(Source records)
=======
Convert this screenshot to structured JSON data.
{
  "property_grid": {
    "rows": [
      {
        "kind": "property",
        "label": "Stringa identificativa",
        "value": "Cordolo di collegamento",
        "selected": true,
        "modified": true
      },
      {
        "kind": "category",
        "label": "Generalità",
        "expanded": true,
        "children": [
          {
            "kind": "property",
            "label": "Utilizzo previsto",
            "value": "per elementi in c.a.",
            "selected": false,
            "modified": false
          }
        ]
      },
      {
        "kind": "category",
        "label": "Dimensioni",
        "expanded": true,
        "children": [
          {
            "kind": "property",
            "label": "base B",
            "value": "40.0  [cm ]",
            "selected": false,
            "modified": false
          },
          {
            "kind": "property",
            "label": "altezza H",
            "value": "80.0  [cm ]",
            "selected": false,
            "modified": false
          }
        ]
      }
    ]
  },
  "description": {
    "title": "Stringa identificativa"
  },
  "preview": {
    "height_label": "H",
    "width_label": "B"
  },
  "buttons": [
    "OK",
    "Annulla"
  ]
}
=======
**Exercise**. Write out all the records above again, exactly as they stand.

**Result of the task**.
Convert this screenshot to structured JSON data.
{
  "property_grid": {
    "rows": [
      {
        "kind": "property",
        "label": "Stringa identificativa",
        "value": "Cordolo di collegamento",
        "selected": true,
        "modified": true
      },
      {
        "kind": "category",
        "label": "Generalità",
        "expanded": true,
        "children": [
          {
            "kind": "property",
            "label": "Utilizzo previsto",
            "value": "per elementi in c.a.",
            "selected": false,
            "modified": false
          }
        ]
      },
      {
        "kind": "category",
        "label": "Dimensioni",
        "expanded": true,
        "children": [
          {
            "kind": "property",
            "label": "base B",
            "value": "40.0  [cm ]",
            "selected": false,
            "modified": false
          },
          {
            "kind": "property",
            "label": "altezza H",
            "value": "80.0  [cm ]",
            "selected": false,
            "modified": false
          }
        ]
      }
    ]
  },
  "description": {
    "title": "Stringa identificativa"
  },
  "preview": {
    "height_label": "H",
    "width_label": "B"
  },
  "buttons": [
    "OK",
    "Annulla"
  ]
}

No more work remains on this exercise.